ERA has been eagerly anticipating the official opening of One Spadina Crescent, the University of Toronto’s new home for the Daniels Faculty of Architecture, Landscape and Design. Our collaboration with NADAAA and Adamson Associate Architects has seen the transformation of the historical landmark that is Knox College, conserved and updated with a beautiful new addition. The history, relevance and inspiring new context of the building is captured in an insightful piece in the Globe and Mail by Dave LeBlanc, including a few words from Michael McClelland (see link below).

The site was originally designed as a garden feature for the Baldwin family, who owned the Spadina park lot that extended from Queen Street West to Bloor. In the 1870s, the Presbyterian Church bought the land and commissioned architects James Smith & John Gemmell to build Knox College. Having been adapted over the years to a number of different uses, the structure survives today as a fine example of Gothic Revival architecture, with a heritage designation (designated under Part IV of the Ontario Heritage Act on March 17, 1976).

Beginning in 2006, ERA worked with the University of Toronto and advised on heritage issues related to the site’s re-development. Since 2011 ERA has been working closely with prime architects, NADAAA, on the project. Phase 1 included the conservation of the exterior, and Phase II, the new addition extending from the historic building.

As heritage consultant, ERA prepared the Heritage Impact Assessment, Conservation Strategy and Conservation Plan, and provision of heritage architecture services related to the conservation scope of work (exterior and interior) throughout all phases of the project. The project team includes: Michael McClelland, Andrew Pruss, Julie Tyndorf, Alana Young, and Tatum Taylor.
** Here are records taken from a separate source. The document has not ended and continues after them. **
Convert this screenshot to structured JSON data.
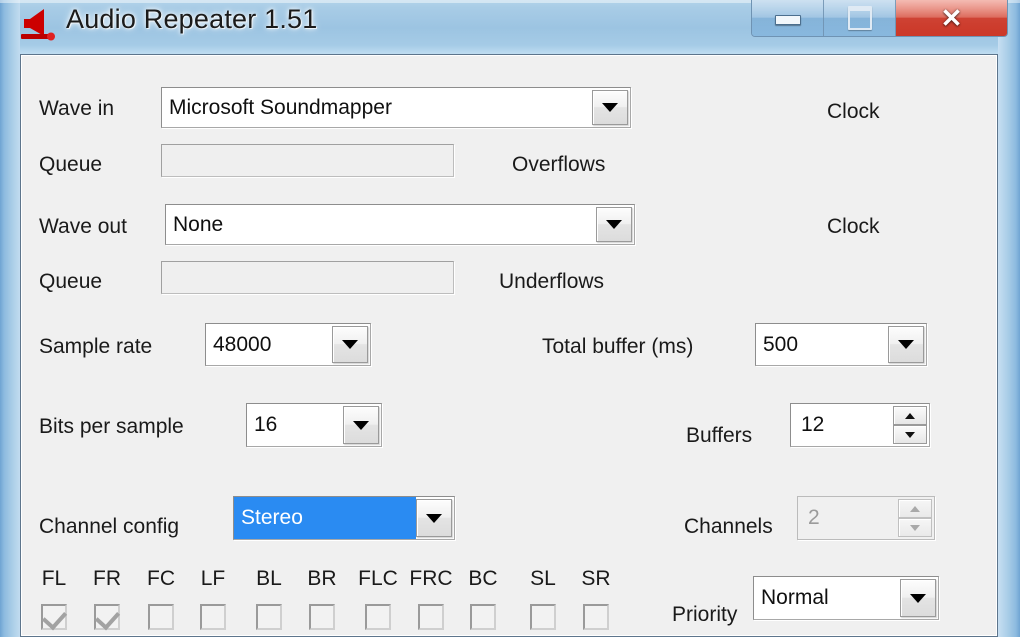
{
  "window": {
    "title": "Audio Repeater 1.51",
    "icon": "audio-repeater-icon",
    "buttons": {
      "minimize": "minimize-button",
      "maximize": "maximize-button",
      "close": "✕"
    }
  },
  "form": {
    "wave_in": {
      "label": "Wave in",
      "value": "Microsoft Soundmapper",
      "clock_label": "Clock",
      "queue_label": "Queue",
      "queue_value": "",
      "counter_label": "Overflows"
    },
    "wave_out": {
      "label": "Wave out",
      "value": "None",
      "clock_label": "Clock",
      "queue_label": "Queue",
      "queue_value": "",
      "counter_label": "Underflows"
    },
    "sample_rate": {
      "label": "Sample rate",
      "value": "48000"
    },
    "total_buffer": {
      "label": "Total buffer (ms)",
      "value": "500"
    },
    "bits_per_sample": {
      "label": "Bits per sample",
      "value": "16"
    },
    "buffers": {
      "label": "Buffers",
      "value": "12"
    },
    "channel_config": {
      "label": "Channel config",
      "value": "Stereo"
    },
    "channels": {
      "label": "Channels",
      "value": "2"
    },
    "priority": {
      "label": "Priority",
      "value": "Normal"
    },
    "channel_mask": {
      "items": [
        {
          "label": "FL",
          "checked": true
        },
        {
          "label": "FR",
          "checked": true
        },
        {
          "label": "FC",
          "checked": false
        },
        {
          "label": "LF",
          "checked": false
        },
        {
          "label": "BL",
          "checked": false
        },
        {
          "label": "BR",
          "checked": false
        },
        {
          "label": "FLC",
          "checked": false
        },
        {
          "label": "FRC",
          "checked": false
        },
        {
          "label": "BC",
          "checked": false
        },
        {
          "label": "SL",
          "checked": false
        },
        {
          "label": "SR",
          "checked": false
        }
      ]
    }
  },
  "colors": {
    "selection_blue": "#2a8bf2",
    "dialog_bg": "#f0f0f0",
    "icon_red": "#cc0000",
    "close_red": "#c42d1c"
  }
}
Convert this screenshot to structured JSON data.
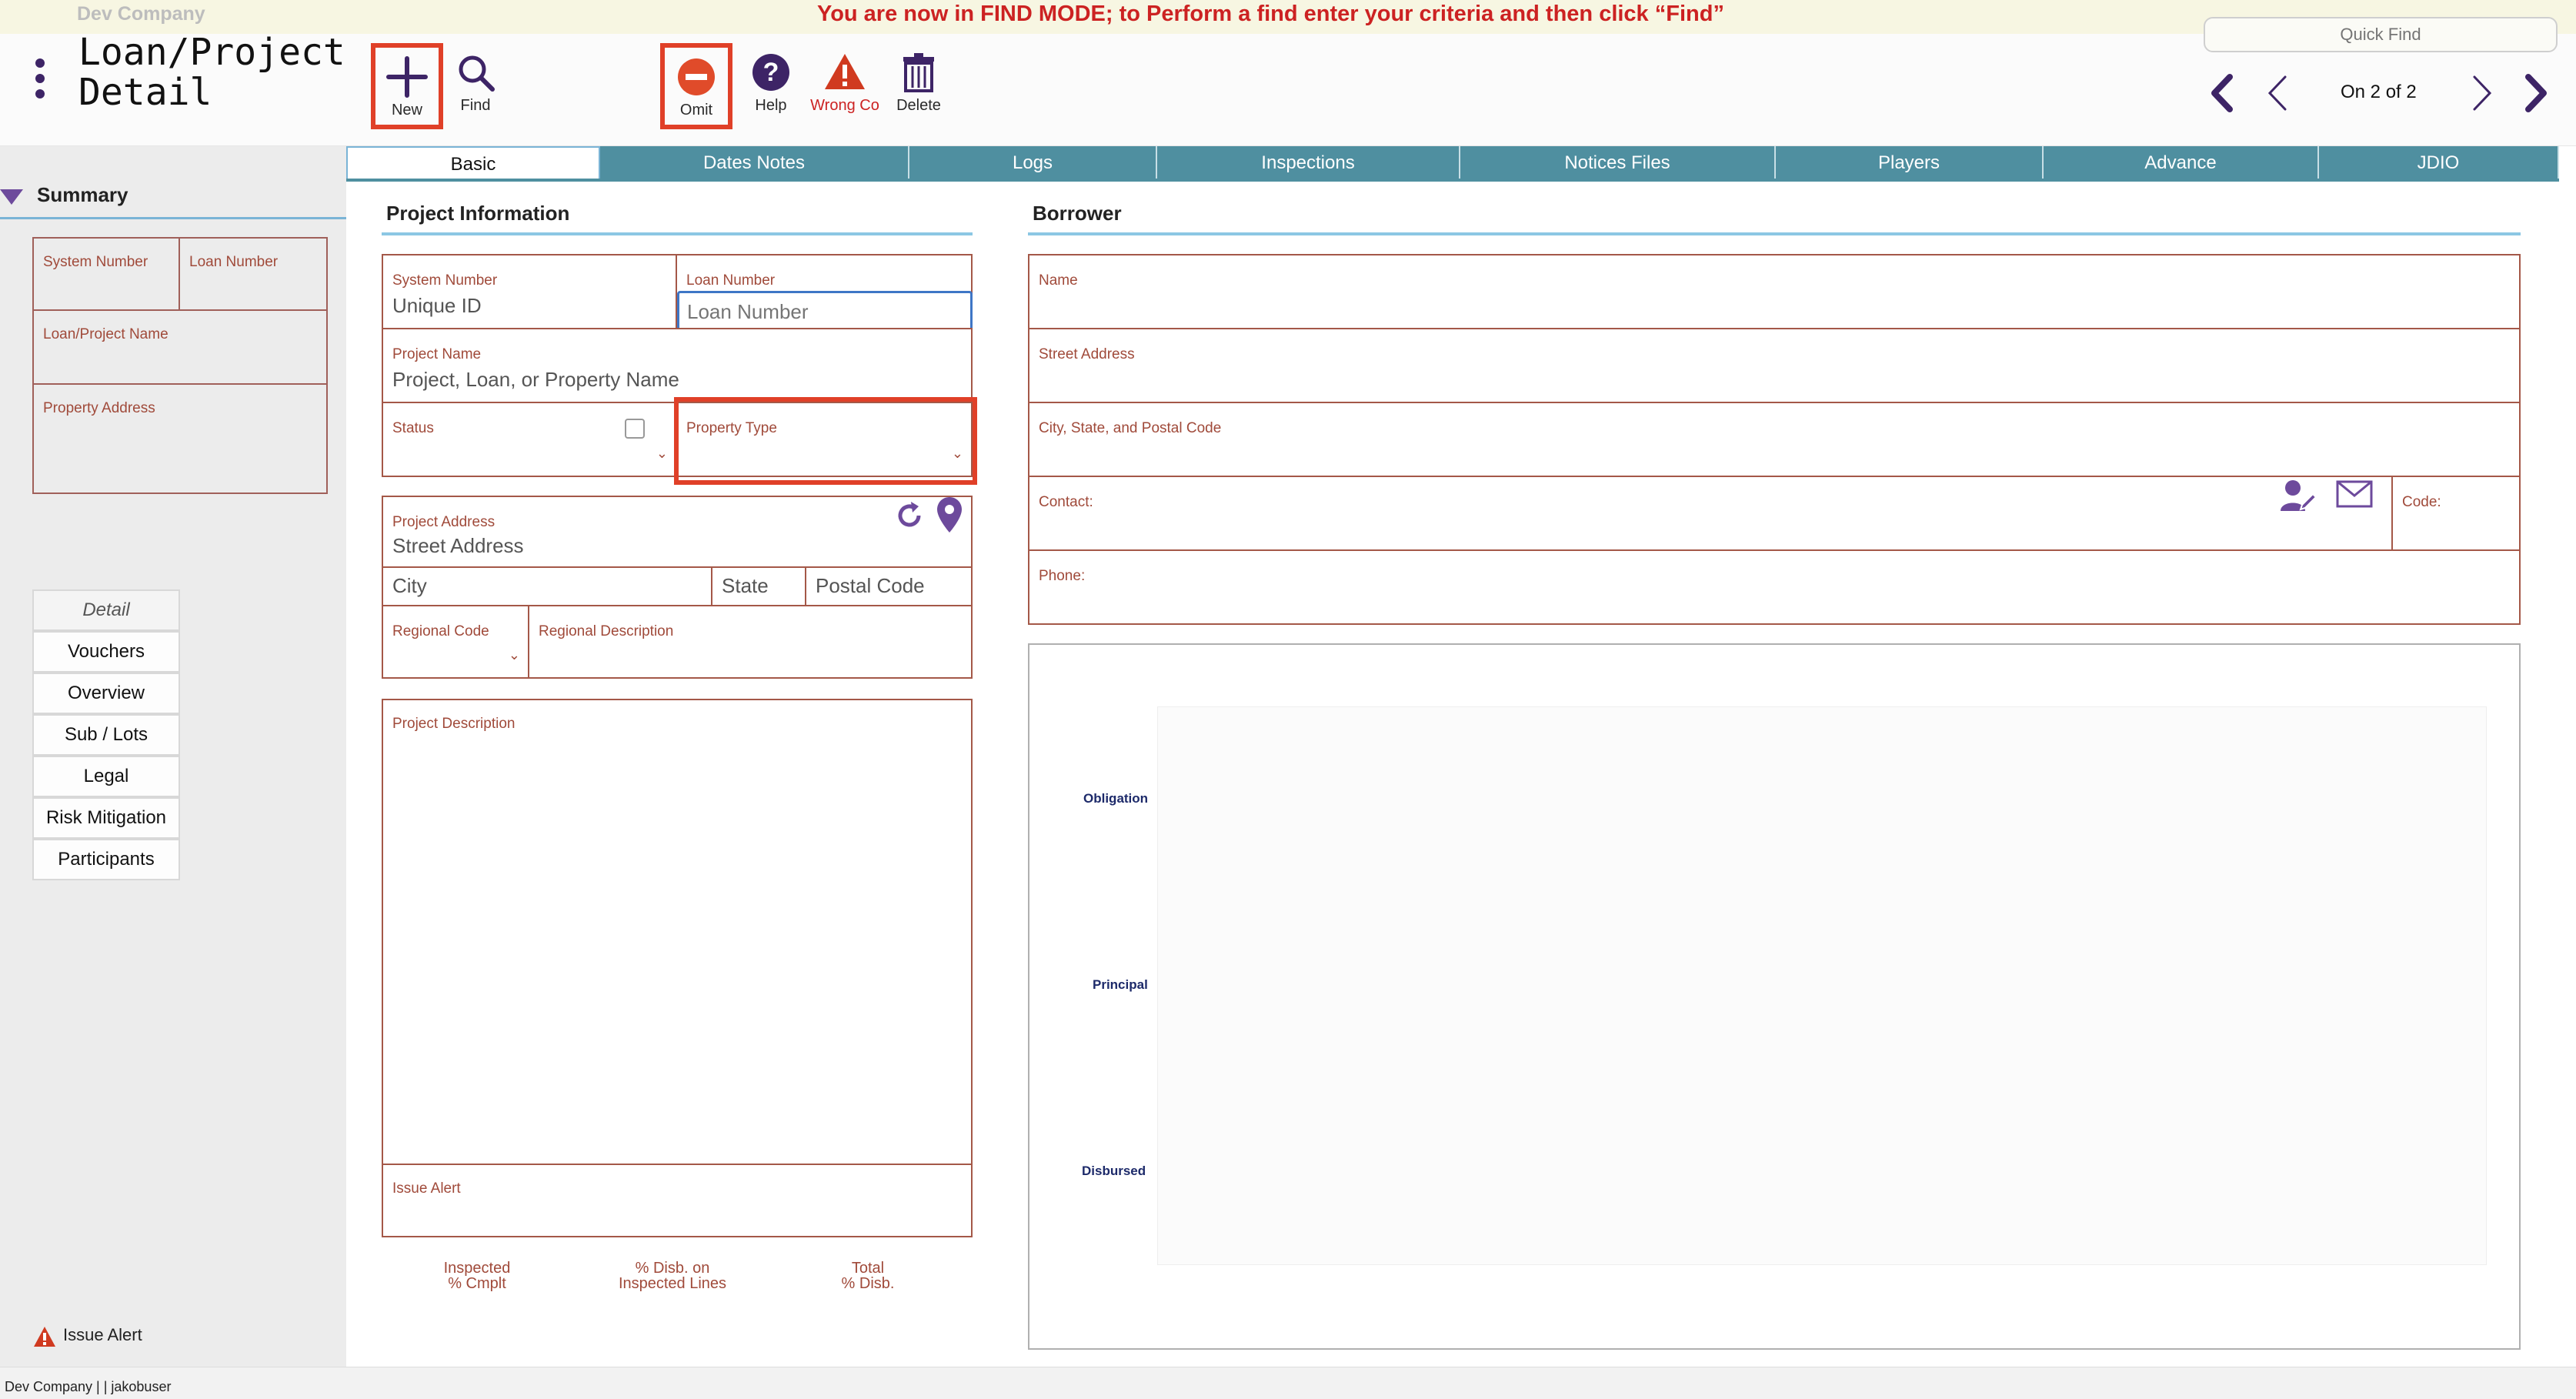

The article reintroduces the heritage building to the public mindset, reinforcing its position as a work of prominent architecture in its own right, as well as a new asset in Toronto’s evolving cultural landscape.

Link to Globe and Mail article: https://www.theglobeandmail.com/real-estate/toronto/an-overlooked-university-of-toronto-gem-brought-back-to-thespotlight/article36984536/

All photos courtesy of John Horner Photography

The Broadview Hotel Opens its Doors to the Public

Since it first opened as Dingman’s Hall in 1891, the Broadview Hotel has been a landmark east of the downtown in the Riverside neighbourhood. Originally a venue for public meetings and commercial businesses, it first opened as a hotel in 1908. With the recent renewal, it has once again become a community hub for events and the hotel will host many new visitors to the area: we are pleased to announce that the building has its public opening on July 27, 2017.

Although the original architect is unknown, the building’s architecture is in the same style as Toronto’s Old City Hall, with unique and ornate exterior terracotta panels depicting animals and allegorical figures. The twenty-one individually sculpted panels are probably the most distinctive features of the building, fabricated with the same quality materials and craftsmanship that defined the city’s 19th century construction.

The repair of the historic building, and the contemporary glass addition achieve a balance that’s a welcome contribution to the evolution of this neighbourhood, and the newly created restaurants, hotel and rooftop bar and terrace reanimate this key corner site. It seems appropriate that the Broadview Hotel is at the intersection of two 24 hour streetcar lines.

The project was led by Streetcar Developments with ERA Architects, Atkins+VanGroll Engineers and Design Agency.

Link to project profile: https://www.eraarch.ca/project/the-broadview-hotel/

Link to Streetcar’s website, for more event information: https://streetcar.ca/

(photos: Marcus Mitanis)

Append & tweak: Rethinking heritage in our suburbs

An article by ERA associate Joey Giaimo was recently published in the latest APT Bulletin of the Association for Preservation Technology International.  The article, “Append & Tweak: An Approach for Preserving the Evolving Suburban Landscape,” asks us to re-evaluate how we regard and manage heritage resources in suburban contexts, and argues for a cultural landscape approach as we move forward. Continue reading